**Exercise brief**
In the records that come next, find every line with "JSON". Return those lines.

**Source material**

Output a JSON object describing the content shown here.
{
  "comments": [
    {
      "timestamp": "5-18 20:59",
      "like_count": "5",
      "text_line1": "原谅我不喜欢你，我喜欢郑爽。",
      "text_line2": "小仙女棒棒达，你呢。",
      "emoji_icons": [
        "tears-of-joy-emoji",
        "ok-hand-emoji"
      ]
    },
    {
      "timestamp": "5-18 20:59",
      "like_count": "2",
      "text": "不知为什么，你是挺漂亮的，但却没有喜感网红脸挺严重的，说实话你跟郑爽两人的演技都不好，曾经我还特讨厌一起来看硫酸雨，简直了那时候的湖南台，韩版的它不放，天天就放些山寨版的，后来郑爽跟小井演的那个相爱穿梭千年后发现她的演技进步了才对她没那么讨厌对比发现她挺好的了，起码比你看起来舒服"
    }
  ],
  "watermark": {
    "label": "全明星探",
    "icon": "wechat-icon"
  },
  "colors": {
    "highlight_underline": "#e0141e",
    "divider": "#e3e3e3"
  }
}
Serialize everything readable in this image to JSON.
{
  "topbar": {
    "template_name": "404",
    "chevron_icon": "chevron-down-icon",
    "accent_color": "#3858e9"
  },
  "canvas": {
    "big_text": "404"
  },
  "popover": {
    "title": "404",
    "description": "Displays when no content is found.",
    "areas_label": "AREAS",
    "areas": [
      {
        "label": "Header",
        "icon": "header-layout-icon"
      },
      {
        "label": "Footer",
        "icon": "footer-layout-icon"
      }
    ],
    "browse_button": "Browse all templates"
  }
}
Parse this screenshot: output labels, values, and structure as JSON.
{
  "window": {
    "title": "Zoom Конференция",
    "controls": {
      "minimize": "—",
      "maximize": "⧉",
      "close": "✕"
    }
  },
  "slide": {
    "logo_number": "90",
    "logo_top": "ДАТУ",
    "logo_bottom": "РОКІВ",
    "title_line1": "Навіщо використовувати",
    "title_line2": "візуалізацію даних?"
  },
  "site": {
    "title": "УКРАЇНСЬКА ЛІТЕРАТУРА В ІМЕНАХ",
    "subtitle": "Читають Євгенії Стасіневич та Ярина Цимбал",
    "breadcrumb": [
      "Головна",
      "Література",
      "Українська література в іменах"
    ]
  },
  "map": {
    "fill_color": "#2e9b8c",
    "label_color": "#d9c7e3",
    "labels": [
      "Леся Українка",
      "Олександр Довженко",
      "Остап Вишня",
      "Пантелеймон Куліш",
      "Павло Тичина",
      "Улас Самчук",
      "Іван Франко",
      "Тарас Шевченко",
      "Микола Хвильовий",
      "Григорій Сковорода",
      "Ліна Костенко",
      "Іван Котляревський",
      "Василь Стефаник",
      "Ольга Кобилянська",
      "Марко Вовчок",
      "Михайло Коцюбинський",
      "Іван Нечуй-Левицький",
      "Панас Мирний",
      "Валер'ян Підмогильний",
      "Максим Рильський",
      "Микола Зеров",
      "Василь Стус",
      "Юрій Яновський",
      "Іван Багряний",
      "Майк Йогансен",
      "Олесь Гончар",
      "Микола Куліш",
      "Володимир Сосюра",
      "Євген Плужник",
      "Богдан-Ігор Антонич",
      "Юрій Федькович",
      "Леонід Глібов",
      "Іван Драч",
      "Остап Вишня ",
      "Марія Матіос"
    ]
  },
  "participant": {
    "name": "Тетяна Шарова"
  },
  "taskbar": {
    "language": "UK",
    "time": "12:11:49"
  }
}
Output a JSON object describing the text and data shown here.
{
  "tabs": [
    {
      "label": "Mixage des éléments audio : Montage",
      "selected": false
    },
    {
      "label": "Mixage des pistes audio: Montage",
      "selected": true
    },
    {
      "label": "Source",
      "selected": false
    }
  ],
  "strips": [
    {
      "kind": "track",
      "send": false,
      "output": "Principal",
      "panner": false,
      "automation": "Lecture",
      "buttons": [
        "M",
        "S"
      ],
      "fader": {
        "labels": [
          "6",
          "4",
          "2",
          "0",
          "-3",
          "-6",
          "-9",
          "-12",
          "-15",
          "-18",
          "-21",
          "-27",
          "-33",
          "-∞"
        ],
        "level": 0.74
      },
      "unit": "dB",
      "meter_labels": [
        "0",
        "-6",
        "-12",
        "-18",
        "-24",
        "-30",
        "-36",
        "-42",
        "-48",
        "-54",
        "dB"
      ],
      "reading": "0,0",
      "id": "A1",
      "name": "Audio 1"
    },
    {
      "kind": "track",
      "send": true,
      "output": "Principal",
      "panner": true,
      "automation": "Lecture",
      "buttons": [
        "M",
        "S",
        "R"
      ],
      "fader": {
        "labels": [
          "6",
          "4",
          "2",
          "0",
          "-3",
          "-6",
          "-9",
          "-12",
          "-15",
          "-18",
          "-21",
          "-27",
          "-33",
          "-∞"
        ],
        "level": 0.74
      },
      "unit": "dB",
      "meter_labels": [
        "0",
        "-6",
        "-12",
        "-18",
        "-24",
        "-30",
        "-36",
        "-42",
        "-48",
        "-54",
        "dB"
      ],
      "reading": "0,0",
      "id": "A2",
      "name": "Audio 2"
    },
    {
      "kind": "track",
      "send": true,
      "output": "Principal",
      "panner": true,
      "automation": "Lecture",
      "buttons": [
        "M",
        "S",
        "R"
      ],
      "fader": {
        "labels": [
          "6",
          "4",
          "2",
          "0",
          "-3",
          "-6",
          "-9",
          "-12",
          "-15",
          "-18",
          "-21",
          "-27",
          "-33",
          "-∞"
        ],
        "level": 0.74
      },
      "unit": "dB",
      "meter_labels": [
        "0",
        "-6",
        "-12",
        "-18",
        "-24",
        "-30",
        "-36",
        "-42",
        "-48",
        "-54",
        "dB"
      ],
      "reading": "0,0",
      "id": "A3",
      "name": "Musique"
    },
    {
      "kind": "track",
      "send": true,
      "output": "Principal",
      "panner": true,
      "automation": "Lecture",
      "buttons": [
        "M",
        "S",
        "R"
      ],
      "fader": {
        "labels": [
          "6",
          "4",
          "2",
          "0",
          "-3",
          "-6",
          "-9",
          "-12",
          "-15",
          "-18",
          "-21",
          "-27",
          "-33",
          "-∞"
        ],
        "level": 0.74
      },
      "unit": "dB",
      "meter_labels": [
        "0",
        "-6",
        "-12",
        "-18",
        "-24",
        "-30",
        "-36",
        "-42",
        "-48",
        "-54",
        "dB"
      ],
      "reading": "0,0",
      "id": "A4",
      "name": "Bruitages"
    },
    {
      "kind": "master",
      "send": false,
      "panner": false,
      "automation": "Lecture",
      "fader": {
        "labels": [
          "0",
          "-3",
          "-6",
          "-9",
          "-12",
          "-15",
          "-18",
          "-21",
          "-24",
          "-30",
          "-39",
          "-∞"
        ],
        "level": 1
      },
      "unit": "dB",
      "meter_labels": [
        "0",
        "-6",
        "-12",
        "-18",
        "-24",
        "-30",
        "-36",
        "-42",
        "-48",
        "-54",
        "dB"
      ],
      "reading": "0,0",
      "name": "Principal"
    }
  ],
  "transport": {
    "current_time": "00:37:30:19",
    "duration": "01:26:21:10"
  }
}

**Answer section**
Output a JSON object describing the content shown here.
Serialize everything readable in this image to JSON.
Parse this screenshot: output labels, values, and structure as JSON.
Output a JSON object describing the text and data shown here.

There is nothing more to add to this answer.